SOURCE INFORMATION:
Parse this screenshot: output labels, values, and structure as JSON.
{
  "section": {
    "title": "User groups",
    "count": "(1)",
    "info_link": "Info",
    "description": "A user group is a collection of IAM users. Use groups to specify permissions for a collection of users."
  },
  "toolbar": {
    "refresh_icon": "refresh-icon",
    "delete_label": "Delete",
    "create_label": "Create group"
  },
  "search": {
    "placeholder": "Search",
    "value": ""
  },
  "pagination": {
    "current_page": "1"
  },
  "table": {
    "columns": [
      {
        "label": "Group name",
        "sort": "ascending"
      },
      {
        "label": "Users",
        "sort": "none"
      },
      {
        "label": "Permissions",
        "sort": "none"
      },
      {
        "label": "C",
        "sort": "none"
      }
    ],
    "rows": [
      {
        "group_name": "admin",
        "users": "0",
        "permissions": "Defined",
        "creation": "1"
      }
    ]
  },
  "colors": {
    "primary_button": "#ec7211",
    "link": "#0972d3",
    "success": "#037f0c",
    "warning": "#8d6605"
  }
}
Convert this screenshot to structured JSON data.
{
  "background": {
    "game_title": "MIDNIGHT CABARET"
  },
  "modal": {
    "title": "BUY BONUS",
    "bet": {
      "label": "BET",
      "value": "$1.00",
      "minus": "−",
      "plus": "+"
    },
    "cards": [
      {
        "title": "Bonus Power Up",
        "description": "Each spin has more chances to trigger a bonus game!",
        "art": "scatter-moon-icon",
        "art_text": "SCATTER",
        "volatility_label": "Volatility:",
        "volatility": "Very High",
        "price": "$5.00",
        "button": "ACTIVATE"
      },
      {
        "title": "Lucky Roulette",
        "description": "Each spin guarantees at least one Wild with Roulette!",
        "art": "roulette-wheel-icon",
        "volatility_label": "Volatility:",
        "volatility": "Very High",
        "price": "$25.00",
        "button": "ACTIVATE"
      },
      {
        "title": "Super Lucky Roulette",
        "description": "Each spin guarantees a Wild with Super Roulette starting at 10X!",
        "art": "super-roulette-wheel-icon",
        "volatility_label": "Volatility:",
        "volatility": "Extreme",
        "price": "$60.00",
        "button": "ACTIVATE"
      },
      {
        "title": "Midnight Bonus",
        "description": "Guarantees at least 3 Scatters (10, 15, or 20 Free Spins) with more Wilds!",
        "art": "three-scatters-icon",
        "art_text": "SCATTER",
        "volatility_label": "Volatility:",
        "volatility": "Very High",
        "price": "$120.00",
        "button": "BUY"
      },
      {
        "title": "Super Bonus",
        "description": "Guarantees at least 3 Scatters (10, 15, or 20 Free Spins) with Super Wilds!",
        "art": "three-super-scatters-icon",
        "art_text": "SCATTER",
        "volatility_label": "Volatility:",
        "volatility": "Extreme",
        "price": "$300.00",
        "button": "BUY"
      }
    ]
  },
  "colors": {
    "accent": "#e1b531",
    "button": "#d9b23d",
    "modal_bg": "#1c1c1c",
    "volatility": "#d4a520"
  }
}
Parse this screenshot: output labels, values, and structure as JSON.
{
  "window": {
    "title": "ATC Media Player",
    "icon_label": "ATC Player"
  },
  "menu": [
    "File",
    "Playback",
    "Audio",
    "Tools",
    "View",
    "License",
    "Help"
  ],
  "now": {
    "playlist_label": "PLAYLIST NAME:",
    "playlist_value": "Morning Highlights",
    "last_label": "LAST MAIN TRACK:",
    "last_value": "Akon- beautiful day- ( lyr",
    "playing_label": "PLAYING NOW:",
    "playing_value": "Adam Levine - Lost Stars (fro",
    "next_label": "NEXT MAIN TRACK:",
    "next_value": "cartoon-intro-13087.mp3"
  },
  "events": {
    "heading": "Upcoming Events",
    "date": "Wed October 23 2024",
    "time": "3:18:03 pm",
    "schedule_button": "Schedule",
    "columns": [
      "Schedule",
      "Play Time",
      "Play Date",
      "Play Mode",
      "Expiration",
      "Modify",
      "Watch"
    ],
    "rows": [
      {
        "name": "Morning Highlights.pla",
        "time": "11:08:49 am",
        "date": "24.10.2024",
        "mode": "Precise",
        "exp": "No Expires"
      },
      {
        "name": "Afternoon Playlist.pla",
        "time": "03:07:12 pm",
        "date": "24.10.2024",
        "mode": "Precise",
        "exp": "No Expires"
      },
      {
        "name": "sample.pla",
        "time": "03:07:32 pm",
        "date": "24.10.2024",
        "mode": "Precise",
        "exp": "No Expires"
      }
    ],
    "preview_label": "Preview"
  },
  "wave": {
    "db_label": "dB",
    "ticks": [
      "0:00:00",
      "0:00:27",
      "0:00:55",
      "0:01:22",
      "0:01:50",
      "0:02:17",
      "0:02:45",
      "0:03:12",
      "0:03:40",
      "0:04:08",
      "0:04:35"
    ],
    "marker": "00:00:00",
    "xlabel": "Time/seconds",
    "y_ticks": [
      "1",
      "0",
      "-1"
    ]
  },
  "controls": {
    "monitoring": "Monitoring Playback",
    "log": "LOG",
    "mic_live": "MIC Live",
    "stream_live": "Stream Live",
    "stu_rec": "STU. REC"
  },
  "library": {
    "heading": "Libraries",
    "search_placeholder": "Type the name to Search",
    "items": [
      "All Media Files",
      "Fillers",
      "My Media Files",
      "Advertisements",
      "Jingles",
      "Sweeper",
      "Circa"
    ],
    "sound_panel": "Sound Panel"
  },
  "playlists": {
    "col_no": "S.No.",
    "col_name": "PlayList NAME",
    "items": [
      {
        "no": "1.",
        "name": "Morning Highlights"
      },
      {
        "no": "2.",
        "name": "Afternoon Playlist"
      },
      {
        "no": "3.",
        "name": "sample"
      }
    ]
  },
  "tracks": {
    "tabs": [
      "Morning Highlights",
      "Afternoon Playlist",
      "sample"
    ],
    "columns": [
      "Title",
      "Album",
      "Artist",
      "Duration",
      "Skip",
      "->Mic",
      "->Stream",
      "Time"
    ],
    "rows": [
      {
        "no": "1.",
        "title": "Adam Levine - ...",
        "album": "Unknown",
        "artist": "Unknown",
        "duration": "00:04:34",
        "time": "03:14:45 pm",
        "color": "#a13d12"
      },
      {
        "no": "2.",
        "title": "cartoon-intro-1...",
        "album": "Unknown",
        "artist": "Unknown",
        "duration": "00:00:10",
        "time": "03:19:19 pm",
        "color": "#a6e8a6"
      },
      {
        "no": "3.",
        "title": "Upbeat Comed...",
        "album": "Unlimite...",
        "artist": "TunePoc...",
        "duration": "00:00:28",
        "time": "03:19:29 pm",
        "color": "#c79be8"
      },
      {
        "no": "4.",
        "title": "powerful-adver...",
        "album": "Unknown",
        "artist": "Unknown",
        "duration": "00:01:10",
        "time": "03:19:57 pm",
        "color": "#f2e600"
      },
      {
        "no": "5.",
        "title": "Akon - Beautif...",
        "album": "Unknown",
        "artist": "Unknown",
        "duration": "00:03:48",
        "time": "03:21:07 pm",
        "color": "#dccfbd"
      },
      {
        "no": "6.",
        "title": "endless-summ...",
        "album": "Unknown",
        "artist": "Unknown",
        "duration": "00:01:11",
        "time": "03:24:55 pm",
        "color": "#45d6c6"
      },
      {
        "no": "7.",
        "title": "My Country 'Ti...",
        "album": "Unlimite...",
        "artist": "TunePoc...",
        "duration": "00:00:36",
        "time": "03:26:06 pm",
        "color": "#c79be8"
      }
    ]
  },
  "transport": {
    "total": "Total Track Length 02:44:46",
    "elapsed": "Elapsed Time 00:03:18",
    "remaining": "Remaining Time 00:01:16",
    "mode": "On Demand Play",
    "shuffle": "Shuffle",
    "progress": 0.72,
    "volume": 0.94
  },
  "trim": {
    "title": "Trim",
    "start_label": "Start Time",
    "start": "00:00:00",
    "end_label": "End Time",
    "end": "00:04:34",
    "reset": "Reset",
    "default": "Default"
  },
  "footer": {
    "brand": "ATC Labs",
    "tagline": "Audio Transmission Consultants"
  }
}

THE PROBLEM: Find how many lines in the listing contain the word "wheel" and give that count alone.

RESPONSE TO THIS TASK: 2